··· Supplied entries ···
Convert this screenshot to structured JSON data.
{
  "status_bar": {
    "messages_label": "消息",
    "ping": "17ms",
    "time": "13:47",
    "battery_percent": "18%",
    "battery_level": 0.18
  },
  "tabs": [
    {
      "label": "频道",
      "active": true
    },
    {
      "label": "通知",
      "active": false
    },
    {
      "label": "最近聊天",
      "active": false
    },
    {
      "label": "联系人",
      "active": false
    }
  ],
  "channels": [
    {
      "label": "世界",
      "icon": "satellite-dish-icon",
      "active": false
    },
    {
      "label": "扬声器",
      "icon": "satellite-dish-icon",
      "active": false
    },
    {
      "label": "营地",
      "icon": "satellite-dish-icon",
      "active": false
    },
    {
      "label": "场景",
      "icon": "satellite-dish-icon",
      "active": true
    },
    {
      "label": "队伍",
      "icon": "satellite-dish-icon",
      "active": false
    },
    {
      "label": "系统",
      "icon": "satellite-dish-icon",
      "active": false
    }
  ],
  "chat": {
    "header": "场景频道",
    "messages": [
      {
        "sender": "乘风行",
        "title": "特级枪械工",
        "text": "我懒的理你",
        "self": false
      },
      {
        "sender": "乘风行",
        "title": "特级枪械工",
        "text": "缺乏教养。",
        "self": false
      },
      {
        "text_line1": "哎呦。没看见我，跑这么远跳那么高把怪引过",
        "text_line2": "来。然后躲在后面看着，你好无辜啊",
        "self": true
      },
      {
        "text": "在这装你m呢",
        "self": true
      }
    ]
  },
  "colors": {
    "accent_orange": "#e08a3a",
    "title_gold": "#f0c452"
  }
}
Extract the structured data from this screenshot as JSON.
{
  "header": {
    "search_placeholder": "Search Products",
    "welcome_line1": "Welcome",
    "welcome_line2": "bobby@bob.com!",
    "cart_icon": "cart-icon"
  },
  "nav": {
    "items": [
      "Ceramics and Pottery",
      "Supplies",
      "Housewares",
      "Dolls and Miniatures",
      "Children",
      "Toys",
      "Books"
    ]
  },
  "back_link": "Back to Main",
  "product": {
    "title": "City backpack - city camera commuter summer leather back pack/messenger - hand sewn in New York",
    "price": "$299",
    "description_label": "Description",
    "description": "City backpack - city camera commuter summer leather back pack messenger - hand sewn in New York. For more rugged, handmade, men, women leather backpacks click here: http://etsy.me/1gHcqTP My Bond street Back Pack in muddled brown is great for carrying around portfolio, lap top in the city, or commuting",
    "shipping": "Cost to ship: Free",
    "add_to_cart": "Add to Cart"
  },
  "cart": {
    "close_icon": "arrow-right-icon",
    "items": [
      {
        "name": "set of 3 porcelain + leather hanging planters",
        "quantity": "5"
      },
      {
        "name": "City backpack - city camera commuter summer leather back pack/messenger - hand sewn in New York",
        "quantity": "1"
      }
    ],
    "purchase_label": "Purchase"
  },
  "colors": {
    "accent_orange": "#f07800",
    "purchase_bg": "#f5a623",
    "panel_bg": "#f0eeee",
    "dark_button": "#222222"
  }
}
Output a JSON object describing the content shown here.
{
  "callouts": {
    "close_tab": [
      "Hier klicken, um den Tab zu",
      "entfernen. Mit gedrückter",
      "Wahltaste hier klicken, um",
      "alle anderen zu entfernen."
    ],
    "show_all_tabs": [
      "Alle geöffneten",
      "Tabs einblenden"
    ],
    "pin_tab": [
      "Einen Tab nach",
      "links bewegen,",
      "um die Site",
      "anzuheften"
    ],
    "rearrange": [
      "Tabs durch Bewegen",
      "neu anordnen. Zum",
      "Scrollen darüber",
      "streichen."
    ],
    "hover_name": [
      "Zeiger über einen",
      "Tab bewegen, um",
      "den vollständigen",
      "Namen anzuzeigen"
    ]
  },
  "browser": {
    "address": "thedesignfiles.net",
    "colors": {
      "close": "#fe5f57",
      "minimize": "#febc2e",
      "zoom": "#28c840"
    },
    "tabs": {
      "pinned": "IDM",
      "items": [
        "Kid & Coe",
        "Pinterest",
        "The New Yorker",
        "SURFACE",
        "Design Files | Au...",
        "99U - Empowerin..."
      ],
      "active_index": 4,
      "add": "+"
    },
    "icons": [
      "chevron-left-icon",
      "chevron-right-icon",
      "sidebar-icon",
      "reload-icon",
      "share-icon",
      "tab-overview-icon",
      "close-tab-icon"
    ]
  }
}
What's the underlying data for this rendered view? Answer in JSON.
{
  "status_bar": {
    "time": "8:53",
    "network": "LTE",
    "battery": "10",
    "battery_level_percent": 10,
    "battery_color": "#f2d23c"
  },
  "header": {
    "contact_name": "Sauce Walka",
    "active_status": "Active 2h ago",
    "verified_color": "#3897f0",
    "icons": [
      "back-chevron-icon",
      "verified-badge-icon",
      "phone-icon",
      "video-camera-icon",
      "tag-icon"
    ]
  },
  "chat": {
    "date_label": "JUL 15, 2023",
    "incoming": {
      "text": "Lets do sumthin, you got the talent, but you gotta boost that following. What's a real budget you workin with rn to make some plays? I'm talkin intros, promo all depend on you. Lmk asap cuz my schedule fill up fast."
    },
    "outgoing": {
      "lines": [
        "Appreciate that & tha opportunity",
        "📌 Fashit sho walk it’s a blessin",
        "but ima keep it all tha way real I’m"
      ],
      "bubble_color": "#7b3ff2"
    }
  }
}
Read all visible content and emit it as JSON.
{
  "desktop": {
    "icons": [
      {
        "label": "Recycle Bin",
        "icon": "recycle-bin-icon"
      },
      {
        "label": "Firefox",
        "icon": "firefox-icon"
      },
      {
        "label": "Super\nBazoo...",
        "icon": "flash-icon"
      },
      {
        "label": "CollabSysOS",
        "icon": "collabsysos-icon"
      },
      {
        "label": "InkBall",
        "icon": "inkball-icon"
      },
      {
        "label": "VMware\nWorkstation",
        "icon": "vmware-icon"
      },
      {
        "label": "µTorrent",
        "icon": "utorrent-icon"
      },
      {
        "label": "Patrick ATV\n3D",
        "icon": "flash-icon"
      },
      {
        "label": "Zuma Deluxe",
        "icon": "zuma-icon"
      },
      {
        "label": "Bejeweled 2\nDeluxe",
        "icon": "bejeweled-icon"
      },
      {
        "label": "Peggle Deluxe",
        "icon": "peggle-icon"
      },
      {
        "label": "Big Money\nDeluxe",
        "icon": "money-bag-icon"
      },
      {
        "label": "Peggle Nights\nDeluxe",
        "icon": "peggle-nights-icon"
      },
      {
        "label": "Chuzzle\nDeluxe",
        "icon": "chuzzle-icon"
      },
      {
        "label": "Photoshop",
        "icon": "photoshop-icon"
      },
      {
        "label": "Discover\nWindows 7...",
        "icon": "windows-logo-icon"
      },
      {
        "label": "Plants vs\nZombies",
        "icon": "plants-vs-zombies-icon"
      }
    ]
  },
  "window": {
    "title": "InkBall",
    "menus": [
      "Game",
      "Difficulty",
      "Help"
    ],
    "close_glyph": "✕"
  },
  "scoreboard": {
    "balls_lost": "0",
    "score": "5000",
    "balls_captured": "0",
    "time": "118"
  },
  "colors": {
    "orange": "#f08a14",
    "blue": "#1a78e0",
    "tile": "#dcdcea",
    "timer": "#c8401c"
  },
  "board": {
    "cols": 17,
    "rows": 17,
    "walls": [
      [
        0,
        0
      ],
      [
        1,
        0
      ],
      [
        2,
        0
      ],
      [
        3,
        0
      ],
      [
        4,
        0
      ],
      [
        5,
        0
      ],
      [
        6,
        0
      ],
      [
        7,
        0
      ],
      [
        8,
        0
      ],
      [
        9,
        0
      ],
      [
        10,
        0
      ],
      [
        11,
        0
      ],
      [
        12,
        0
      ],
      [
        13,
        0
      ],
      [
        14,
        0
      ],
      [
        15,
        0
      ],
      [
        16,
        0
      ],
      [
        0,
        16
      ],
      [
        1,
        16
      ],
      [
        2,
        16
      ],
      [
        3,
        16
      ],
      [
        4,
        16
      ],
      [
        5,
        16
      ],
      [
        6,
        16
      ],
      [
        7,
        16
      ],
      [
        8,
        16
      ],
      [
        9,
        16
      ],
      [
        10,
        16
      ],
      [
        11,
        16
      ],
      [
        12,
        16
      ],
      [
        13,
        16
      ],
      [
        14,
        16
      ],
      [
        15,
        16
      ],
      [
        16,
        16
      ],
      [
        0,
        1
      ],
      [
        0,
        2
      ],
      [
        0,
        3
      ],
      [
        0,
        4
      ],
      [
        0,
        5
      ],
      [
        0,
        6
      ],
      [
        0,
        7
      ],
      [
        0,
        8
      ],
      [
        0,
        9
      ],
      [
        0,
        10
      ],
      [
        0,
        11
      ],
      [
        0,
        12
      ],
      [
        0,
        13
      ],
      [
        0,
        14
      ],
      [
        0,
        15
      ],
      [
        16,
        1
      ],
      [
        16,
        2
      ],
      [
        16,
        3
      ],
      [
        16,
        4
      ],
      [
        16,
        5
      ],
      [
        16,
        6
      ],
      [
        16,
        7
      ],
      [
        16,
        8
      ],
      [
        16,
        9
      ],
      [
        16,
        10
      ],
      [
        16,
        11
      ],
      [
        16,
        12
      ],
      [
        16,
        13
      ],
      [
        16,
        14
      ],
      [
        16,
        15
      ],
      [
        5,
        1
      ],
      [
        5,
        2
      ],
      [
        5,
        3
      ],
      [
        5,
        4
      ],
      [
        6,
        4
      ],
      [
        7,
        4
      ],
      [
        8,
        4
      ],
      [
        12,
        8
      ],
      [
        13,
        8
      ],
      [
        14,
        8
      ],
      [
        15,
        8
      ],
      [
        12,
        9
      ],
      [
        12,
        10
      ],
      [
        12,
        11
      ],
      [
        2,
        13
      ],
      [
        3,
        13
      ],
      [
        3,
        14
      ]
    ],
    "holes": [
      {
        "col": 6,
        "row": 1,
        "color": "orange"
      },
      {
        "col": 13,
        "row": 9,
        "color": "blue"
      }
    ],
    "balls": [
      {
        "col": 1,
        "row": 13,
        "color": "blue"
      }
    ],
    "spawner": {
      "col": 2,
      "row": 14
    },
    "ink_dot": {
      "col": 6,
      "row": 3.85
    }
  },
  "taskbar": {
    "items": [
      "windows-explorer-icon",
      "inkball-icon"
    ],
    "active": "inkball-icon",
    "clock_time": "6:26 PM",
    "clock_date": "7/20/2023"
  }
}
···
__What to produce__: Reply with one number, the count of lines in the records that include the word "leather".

__Answer section__: 4